A Continuous Liquid Clarifying and Solids Dewatering Process
The team decided to use a combination of technologies in at West Mifflin’s New England STP including a polymer feed system, a USFilter decanter centrifuge, and a screw conveyor. This technological configuration involves first feeding polymer inline to the decanter centrifuge via the polymer feed system. The feed slurry passes into the feed distribution chamber of the centrifuge, where it quickly accelerates to the speed of the bowl. G-forces drive the solids to the bowl wall, while the clarified liquid flows to the adjustable overflow weir.

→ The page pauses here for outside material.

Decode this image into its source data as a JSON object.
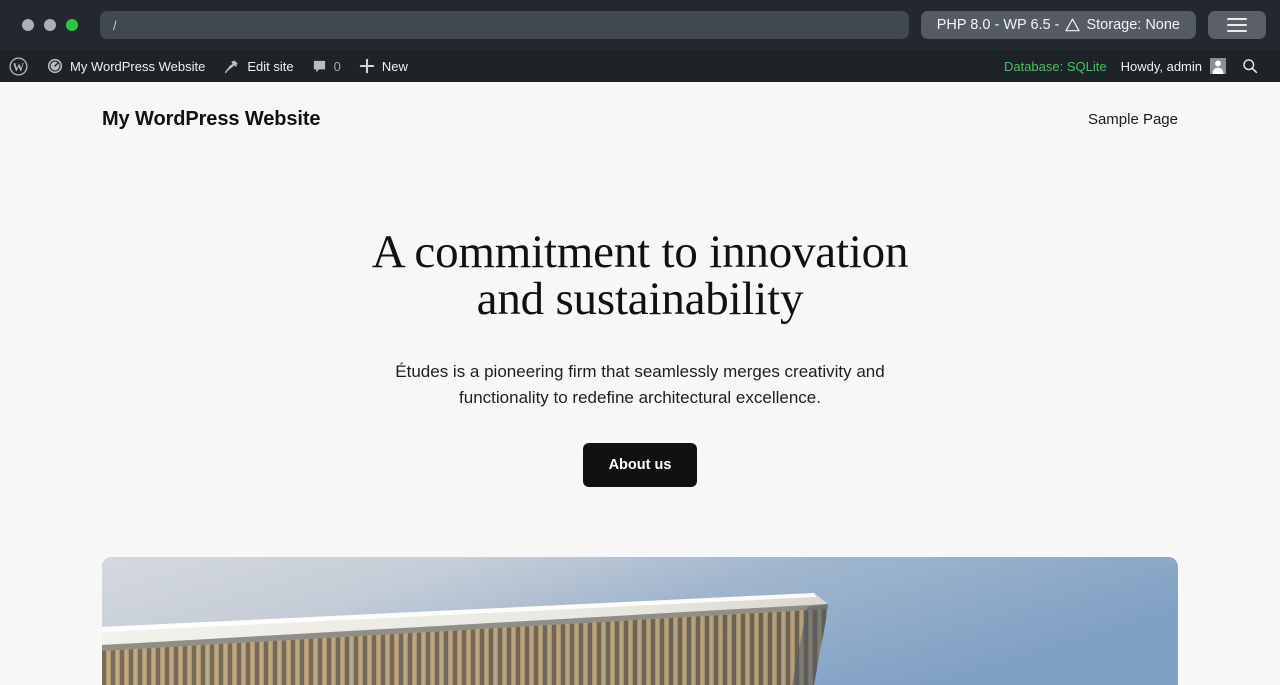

The internal conveyor turns at a slightly higher speed than the bowl, carrying the solids to the end of the conical section where they are discharged from the centrifuge. The slower the conveyor moves in relation to the bowl and the longer the sediment remains in the centrifuge, the greater the liquid/solid separation efficiency. The differential speed between the bowl and conveyor is controlled automatically, providing the maximum liquid/solids separation efficiency and highest cake solids.
At the New England STP, the decanter centrifuge discharges into a 22-in. diameter screw conveyor, which carries the solids to a roll-off bin that is hauled to local landfills once a week. Currently the liquid, or centrate, is passed back through the system for additional processing.
Less Odor, Less Maintenance, Less Expense
Fully operational since July 2001, the fully enclosed decanter centrifuge design has helped to reduce odor emissions, attests the WMSSMA’s general manager, Ken Frick. Moreover, it is easy to clean and does not allow hydrogen sulfide to waft throughout the building. And with its small footprint and few external moving parts, the decanter centrifuge takes up minimal floor space and is safe to operate.
The 50-gallon-per-minute (gpm) decanter centrifuge enables the New England STP to achieve a cake solid of 22 percent to 24 percent, which is greater than what its Thompson Run counterpart is producing with a belt filter press. Now much easier to handle, this denser cake also saves the facility approximately $5,000 per month, as it is hauled from the facility directly to the landfill.
“We pay by the ton when hauling biosolids,” explains Wyatt Sainato, assistant operations manager of the WMSSMA. “The biosolids that are hauled from the New England STP to the landfill are higher in solids, so we can pack more into a truck. As a result, we have really reduced our hauling cost.”
The unit itself is saving the plant additional money, with a sole operator spending only an average of 15 minutes each on startup and shutdown. In addition, the decanter centrifuge is low-maintenance, requiring minimal hands-on upkeep.
“Practically the only maintenance required on New England’s centrifuge is to grease the bearings every 25 hours,” states Frick.
Two Facilities Benefit from One Installation
Operational efficiencies at both plants have also improved now that both facilities have dewatering equipment.
“Before the New England STP installed this integrated system, one person worked the belt press over at the Thompson Run facility full-time,” says Sainato. “Since adding the decanter centrifuge, the [Thompson Run] facility’s intake has significantly decreased.”
Installing the liquid clarifying and solids dewatering system completely eliminated the need for the New England STP to haul liquid to its much-larger Thompson Run sister facility. The facilities no longer need to coordinate processing schedules, and plant managers do not need to worry about causing backup at the New England STP or exceeding Thompson Run’s processing capacity.
“The integrated system has allowed both facilities to streamline their biosolids processing,” reflects Frick. “We’ve been able to process more sludge in less time and for lower hauling costs. And these are just some of the short-term benefits. The long-term ones will come in time.”
Robert W. Mau and Dean Clemons – operations manager for the West Mifflin Sanitary Sewer Municipal Authority.